#### Task statement
Word for word, repeat every entry that appears below.

===== Records to use

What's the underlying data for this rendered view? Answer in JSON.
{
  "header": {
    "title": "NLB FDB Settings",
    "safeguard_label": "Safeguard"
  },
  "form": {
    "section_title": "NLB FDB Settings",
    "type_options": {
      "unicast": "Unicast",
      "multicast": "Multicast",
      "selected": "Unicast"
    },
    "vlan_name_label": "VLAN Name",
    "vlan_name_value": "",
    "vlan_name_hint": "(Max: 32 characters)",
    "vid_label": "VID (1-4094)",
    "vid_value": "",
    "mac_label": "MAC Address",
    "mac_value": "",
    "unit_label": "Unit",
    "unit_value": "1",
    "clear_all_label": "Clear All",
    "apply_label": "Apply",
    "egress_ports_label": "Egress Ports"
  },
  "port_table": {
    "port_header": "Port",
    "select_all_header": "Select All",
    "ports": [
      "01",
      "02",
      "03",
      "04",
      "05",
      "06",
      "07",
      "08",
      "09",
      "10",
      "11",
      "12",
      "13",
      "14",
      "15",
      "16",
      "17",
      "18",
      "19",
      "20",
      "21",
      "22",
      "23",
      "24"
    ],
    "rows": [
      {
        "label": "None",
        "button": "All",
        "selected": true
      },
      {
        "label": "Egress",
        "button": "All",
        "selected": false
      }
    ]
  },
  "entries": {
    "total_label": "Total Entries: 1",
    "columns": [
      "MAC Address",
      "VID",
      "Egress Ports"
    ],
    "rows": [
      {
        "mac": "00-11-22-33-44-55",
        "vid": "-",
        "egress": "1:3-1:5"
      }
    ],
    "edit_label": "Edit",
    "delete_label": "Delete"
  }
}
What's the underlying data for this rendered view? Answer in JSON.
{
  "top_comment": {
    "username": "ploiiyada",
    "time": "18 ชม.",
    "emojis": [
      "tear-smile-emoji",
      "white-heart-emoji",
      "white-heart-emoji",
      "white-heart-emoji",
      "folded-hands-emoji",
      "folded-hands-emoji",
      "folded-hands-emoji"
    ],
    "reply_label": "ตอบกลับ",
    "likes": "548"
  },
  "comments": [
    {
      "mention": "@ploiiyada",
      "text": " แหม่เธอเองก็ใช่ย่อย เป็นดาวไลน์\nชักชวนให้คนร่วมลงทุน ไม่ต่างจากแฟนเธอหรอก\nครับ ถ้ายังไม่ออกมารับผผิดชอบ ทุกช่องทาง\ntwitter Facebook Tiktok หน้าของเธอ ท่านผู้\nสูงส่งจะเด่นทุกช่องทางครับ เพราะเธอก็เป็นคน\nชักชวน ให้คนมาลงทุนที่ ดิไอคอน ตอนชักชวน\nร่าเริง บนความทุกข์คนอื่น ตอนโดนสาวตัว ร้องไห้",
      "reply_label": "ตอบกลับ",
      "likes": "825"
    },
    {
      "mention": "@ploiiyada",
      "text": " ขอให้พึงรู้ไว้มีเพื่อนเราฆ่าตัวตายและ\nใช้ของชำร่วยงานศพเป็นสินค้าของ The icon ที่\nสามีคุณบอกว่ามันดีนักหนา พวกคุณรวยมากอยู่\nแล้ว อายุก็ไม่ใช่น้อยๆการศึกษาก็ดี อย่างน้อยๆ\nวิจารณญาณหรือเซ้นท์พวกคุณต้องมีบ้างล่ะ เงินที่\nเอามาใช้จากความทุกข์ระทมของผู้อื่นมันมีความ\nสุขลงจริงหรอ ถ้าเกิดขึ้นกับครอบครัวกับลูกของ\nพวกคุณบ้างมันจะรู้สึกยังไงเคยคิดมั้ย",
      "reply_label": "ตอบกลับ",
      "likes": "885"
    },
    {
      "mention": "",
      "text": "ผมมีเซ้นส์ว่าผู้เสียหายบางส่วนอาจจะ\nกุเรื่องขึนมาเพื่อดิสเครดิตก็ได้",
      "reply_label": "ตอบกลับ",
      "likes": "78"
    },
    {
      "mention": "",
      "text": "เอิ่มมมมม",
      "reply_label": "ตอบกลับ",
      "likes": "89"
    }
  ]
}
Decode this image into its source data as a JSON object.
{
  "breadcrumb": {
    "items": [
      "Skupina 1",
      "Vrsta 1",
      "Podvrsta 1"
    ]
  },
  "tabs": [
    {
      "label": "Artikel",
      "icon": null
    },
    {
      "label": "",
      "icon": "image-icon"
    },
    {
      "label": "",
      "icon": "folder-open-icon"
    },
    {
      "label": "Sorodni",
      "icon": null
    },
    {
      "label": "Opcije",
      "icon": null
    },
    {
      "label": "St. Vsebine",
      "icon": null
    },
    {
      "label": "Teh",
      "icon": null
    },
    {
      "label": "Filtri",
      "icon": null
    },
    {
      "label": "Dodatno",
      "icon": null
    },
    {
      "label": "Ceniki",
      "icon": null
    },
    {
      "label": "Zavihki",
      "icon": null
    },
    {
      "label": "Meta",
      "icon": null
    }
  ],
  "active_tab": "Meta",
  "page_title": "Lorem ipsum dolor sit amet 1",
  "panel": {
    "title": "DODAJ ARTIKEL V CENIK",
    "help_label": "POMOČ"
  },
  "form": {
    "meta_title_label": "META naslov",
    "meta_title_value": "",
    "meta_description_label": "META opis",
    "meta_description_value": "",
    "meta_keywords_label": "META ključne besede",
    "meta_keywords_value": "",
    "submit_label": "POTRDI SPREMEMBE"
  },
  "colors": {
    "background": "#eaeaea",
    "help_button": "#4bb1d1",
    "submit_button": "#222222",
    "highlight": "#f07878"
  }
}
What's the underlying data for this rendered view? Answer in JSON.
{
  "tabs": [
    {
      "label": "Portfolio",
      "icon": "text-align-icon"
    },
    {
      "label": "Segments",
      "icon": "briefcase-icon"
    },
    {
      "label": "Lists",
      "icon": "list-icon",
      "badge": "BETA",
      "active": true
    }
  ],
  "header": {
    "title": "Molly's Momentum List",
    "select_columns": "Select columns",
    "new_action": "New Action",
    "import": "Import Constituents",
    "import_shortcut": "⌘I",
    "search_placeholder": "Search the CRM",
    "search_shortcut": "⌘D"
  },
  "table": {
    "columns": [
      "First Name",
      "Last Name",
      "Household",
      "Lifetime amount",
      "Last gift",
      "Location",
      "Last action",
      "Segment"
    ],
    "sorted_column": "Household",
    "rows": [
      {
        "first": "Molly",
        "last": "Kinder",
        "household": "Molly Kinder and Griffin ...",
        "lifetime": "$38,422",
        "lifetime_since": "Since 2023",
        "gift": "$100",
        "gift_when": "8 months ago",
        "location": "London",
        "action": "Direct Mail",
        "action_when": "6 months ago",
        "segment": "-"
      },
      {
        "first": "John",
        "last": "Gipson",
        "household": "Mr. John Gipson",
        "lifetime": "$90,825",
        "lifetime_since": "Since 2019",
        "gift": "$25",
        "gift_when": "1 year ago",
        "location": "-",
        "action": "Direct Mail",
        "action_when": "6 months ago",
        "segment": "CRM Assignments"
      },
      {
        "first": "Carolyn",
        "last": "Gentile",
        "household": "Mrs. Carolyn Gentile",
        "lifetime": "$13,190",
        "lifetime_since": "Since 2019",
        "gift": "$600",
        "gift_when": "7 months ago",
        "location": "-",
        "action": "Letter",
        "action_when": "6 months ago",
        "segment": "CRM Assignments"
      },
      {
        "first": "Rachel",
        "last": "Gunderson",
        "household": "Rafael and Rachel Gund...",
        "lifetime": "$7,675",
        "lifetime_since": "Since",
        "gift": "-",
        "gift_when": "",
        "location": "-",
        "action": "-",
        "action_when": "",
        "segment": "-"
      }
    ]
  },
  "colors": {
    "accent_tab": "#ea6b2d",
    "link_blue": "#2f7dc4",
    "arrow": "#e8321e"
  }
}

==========

#### Problem solution
What's the underlying data for this rendered view? Answer in JSON.
{
  "header": {
    "title": "NLB FDB Settings",
    "safeguard_label": "Safeguard"
  },
  "form": {
    "section_title": "NLB FDB Settings",
    "type_options": {
      "unicast": "Unicast",
      "multicast": "Multicast",
      "selected": "Unicast"
    },
    "vlan_name_label": "VLAN Name",
    "vlan_name_value": "",
    "vlan_name_hint": "(Max: 32 characters)",
    "vid_label": "VID (1-4094)",
    "vid_value": "",
    "mac_label": "MAC Address",
    "mac_value": "",
    "unit_label": "Unit",
    "unit_value": "1",
    "clear_all_label": "Clear All",
    "apply_label": "Apply",
    "egress_ports_label": "Egress Ports"
  },
  "port_table": {
    "port_header": "Port",
    "select_all_header": "Select All",
    "ports": [
      "01",
      "02",
      "03",
      "04",
      "05",
      "06",
      "07",
      "08",
      "09",
      "10",
      "11",
      "12",
      "13",
      "14",
      "15",
      "16",
      "17",
      "18",
      "19",
      "20",
      "21",
      "22",
      "23",
      "24"
    ],
    "rows": [
      {
        "label": "None",
        "button": "All",
        "selected": true
      },
      {
        "label": "Egress",
        "button": "All",
        "selected": false
      }
    ]
  },
  "entries": {
    "total_label": "Total Entries: 1",
    "columns": [
      "MAC Address",
      "VID",
      "Egress Ports"
    ],
    "rows": [
      {
        "mac": "00-11-22-33-44-55",
        "vid": "-",
        "egress": "1:3-1:5"
      }
    ],
    "edit_label": "Edit",
    "delete_label": "Delete"
  }
}
What's the underlying data for this rendered view? Answer in JSON.
{
  "top_comment": {
    "username": "ploiiyada",
    "time": "18 ชม.",
    "emojis": [
      "tear-smile-emoji",
      "white-heart-emoji",
      "white-heart-emoji",
      "white-heart-emoji",
      "folded-hands-emoji",
      "folded-hands-emoji",
      "folded-hands-emoji"
    ],
    "reply_label": "ตอบกลับ",
    "likes": "548"
  },
  "comments": [
    {
      "mention": "@ploiiyada",
      "text": " แหม่เธอเองก็ใช่ย่อย เป็นดาวไลน์\nชักชวนให้คนร่วมลงทุน ไม่ต่างจากแฟนเธอหรอก\nครับ ถ้ายังไม่ออกมารับผผิดชอบ ทุกช่องทาง\ntwitter Facebook Tiktok หน้าของเธอ ท่านผู้\nสูงส่งจะเด่นทุกช่องทางครับ เพราะเธอก็เป็นคน\nชักชวน ให้คนมาลงทุนที่ ดิไอคอน ตอนชักชวน\nร่าเริง บนความทุกข์คนอื่น ตอนโดนสาวตัว ร้องไห้",
      "reply_label": "ตอบกลับ",
      "likes": "825"
    },
    {
      "mention": "@ploiiyada",
      "text": " ขอให้พึงรู้ไว้มีเพื่อนเราฆ่าตัวตายและ\nใช้ของชำร่วยงานศพเป็นสินค้าของ The icon ที่\nสามีคุณบอกว่ามันดีนักหนา พวกคุณรวยมากอยู่\nแล้ว อายุก็ไม่ใช่น้อยๆการศึกษาก็ดี อย่างน้อยๆ\nวิจารณญาณหรือเซ้นท์พวกคุณต้องมีบ้างล่ะ เงินที่\nเอามาใช้จากความทุกข์ระทมของผู้อื่นมันมีความ\nสุขลงจริงหรอ ถ้าเกิดขึ้นกับครอบครัวกับลูกของ\nพวกคุณบ้างมันจะรู้สึกยังไงเคยคิดมั้ย",
      "reply_label": "ตอบกลับ",
      "likes": "885"
    },
    {
      "mention": "",
      "text": "ผมมีเซ้นส์ว่าผู้เสียหายบางส่วนอาจจะ\nกุเรื่องขึนมาเพื่อดิสเครดิตก็ได้",
      "reply_label": "ตอบกลับ",
      "likes": "78"
    },
    {
      "mention": "",
      "text": "เอิ่มมมมม",
      "reply_label": "ตอบกลับ",
      "likes": "89"
    }
  ]
}
Decode this image into its source data as a JSON object.
{
  "breadcrumb": {
    "items": [
      "Skupina 1",
      "Vrsta 1",
      "Podvrsta 1"
    ]
  },
  "tabs": [
    {
      "label": "Artikel",
      "icon": null
    },
    {
      "label": "",
      "icon": "image-icon"
    },
    {
      "label": "",
      "icon": "folder-open-icon"
    },
    {
      "label": "Sorodni",
      "icon": null
    },
    {
      "label": "Opcije",
      "icon": null
    },
    {
      "label": "St. Vsebine",
      "icon": null
    },
    {
      "label": "Teh",
      "icon": null
    },
    {
      "label": "Filtri",
      "icon": null
    },
    {
      "label": "Dodatno",
      "icon": null
    },
    {
      "label": "Ceniki",
      "icon": null
    },
    {
      "label": "Zavihki",
      "icon": null
    },
    {
      "label": "Meta",
      "icon": null
    }
  ],
  "active_tab": "Meta",
  "page_title": "Lorem ipsum dolor sit amet 1",
  "panel": {
    "title": "DODAJ ARTIKEL V CENIK",
    "help_label": "POMOČ"
  },
  "form": {
    "meta_title_label": "META naslov",
    "meta_title_value": "",
    "meta_description_label": "META opis",
    "meta_description_value": "",
    "meta_keywords_label": "META ključne besede",
    "meta_keywords_value": "",
    "submit_label": "POTRDI SPREMEMBE"
  },
  "colors": {
    "background": "#eaeaea",
    "help_button": "#4bb1d1",
    "submit_button": "#222222",
    "highlight": "#f07878"
  }
}
What's the underlying data for this rendered view? Answer in JSON.
{
  "tabs": [
    {
      "label": "Portfolio",
      "icon": "text-align-icon"
    },
    {
      "label": "Segments",
      "icon": "briefcase-icon"
    },
    {
      "label": "Lists",
      "icon": "list-icon",
      "badge": "BETA",
      "active": true
    }
  ],
  "header": {
    "title": "Molly's Momentum List",
    "select_columns": "Select columns",
    "new_action": "New Action",
    "import": "Import Constituents",
    "import_shortcut": "⌘I",
    "search_placeholder": "Search the CRM",
    "search_shortcut": "⌘D"
  },
  "table": {
    "columns": [
      "First Name",
      "Last Name",
      "Household",
      "Lifetime amount",
      "Last gift",
      "Location",
      "Last action",
      "Segment"
    ],
    "sorted_column": "Household",
    "rows": [
      {
        "first": "Molly",
        "last": "Kinder",
        "household": "Molly Kinder and Griffin ...",
        "lifetime": "$38,422",
        "lifetime_since": "Since 2023",
        "gift": "$100",
        "gift_when": "8 months ago",
        "location": "London",
        "action": "Direct Mail",
        "action_when": "6 months ago",
        "segment": "-"
      },
      {
        "first": "John",
        "last": "Gipson",
        "household": "Mr. John Gipson",
        "lifetime": "$90,825",
        "lifetime_since": "Since 2019",
        "gift": "$25",
        "gift_when": "1 year ago",
        "location": "-",
        "action": "Direct Mail",
        "action_when": "6 months ago",
        "segment": "CRM Assignments"
      },
      {
        "first": "Carolyn",
        "last": "Gentile",
        "household": "Mrs. Carolyn Gentile",
        "lifetime": "$13,190",
        "lifetime_since": "Since 2019",
        "gift": "$600",
        "gift_when": "7 months ago",
        "location": "-",
        "action": "Letter",
        "action_when": "6 months ago",
        "segment": "CRM Assignments"
      },
      {
        "first": "Rachel",
        "last": "Gunderson",
        "household": "Rafael and Rachel Gund...",
        "lifetime": "$7,675",
        "lifetime_since": "Since",
        "gift": "-",
        "gift_when": "",
        "location": "-",
        "action": "-",
        "action_when": "",
        "segment": "-"
      }
    ]
  },
  "colors": {
    "accent_tab": "#ea6b2d",
    "link_blue": "#2f7dc4",
    "arrow": "#e8321e"
  }
}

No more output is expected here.